Extracted data Block Start

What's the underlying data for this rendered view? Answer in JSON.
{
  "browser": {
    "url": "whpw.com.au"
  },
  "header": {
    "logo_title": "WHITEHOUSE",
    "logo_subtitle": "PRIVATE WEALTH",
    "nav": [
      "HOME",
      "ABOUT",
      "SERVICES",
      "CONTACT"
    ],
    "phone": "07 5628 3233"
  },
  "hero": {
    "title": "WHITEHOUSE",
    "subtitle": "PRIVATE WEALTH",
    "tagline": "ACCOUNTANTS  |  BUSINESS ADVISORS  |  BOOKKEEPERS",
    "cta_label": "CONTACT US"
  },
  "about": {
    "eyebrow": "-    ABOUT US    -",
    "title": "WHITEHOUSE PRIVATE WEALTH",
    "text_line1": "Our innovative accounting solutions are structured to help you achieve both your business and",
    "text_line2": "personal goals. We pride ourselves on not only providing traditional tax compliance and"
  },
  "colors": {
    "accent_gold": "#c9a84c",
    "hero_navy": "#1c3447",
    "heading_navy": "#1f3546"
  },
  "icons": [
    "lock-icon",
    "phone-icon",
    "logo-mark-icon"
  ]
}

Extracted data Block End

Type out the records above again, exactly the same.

Expected answer ▸
What's the underlying data for this rendered view? Answer in JSON.
{
  "browser": {
    "url": "whpw.com.au"
  },
  "header": {
    "logo_title": "WHITEHOUSE",
    "logo_subtitle": "PRIVATE WEALTH",
    "nav": [
      "HOME",
      "ABOUT",
      "SERVICES",
      "CONTACT"
    ],
    "phone": "07 5628 3233"
  },
  "hero": {
    "title": "WHITEHOUSE",
    "subtitle": "PRIVATE WEALTH",
    "tagline": "ACCOUNTANTS  |  BUSINESS ADVISORS  |  BOOKKEEPERS",
    "cta_label": "CONTACT US"
  },
  "about": {
    "eyebrow": "-    ABOUT US    -",
    "title": "WHITEHOUSE PRIVATE WEALTH",
    "text_line1": "Our innovative accounting solutions are structured to help you achieve both your business and",
    "text_line2": "personal goals. We pride ourselves on not only providing traditional tax compliance and"
  },
  "colors": {
    "accent_gold": "#c9a84c",
    "hero_navy": "#1c3447",
    "heading_navy": "#1f3546"
  },
  "icons": [
    "lock-icon",
    "phone-icon",
    "logo-mark-icon"
  ]
}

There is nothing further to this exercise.